WORKING DATA Block Start

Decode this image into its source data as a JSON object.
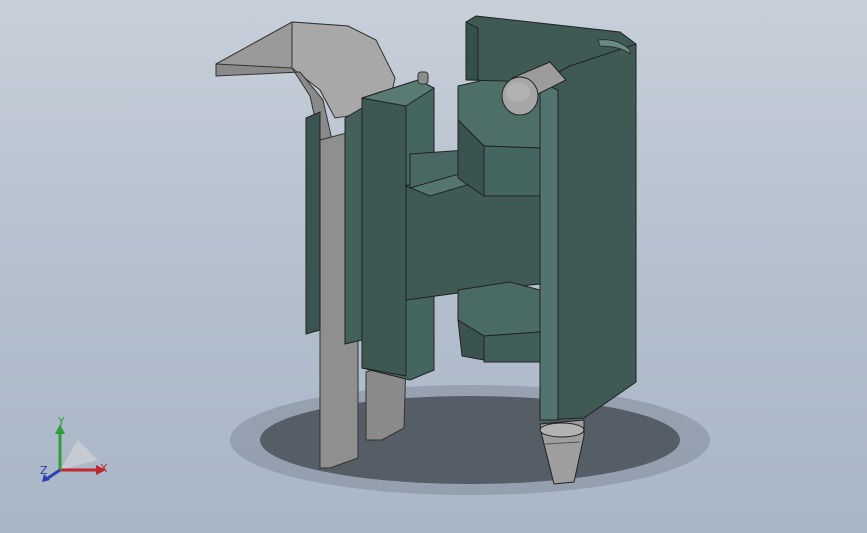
{
  "viewport": {
    "background_top": "#c7cfd9",
    "background_bottom": "#a9b6c6"
  },
  "model": {
    "body_color": "#3f5a55",
    "body_highlight": "#4f6d67",
    "body_shadow": "#2f4642",
    "clip_color": "#8c8c8c",
    "clip_highlight": "#b5b5b5",
    "pin_color": "#a6a6a6"
  },
  "triad": {
    "x_label": "X",
    "y_label": "Y",
    "z_label": "Z",
    "x_color": "#c0262c",
    "y_color": "#2d9e3a",
    "z_color": "#2b3fb5"
  }
}
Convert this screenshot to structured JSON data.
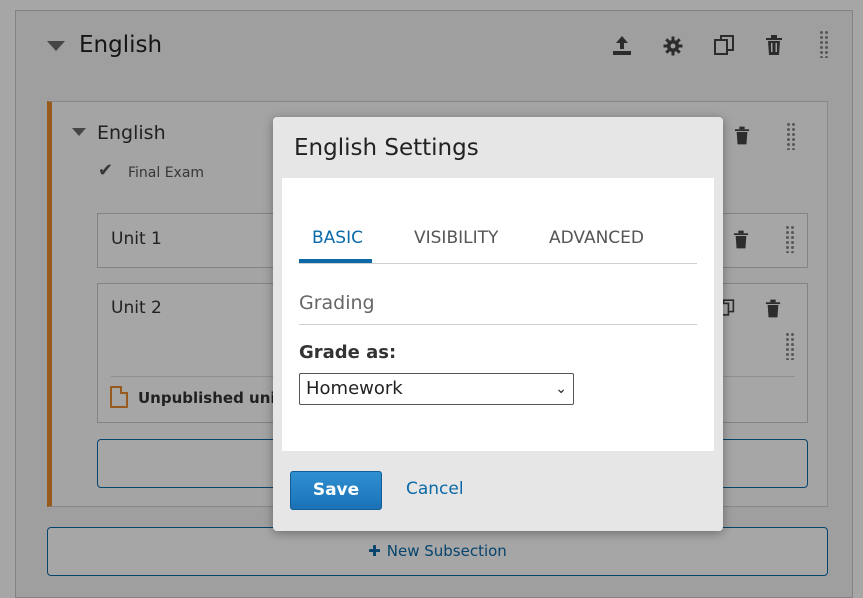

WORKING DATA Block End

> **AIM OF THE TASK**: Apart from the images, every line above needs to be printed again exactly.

> **SOLUTION**:
Decode this image into its source data as a JSON object.
{
  "viewport": {
    "background_top": "#c7cfd9",
    "background_bottom": "#a9b6c6"
  },
  "model": {
    "body_color": "#3f5a55",
    "body_highlight": "#4f6d67",
    "body_shadow": "#2f4642",
    "clip_color": "#8c8c8c",
    "clip_highlight": "#b5b5b5",
    "pin_color": "#a6a6a6"
  },
  "triad": {
    "x_label": "X",
    "y_label": "Y",
    "z_label": "Z",
    "x_color": "#c0262c",
    "y_color": "#2d9e3a",
    "z_color": "#2b3fb5"
  }
}
Convert this screenshot to structured JSON data.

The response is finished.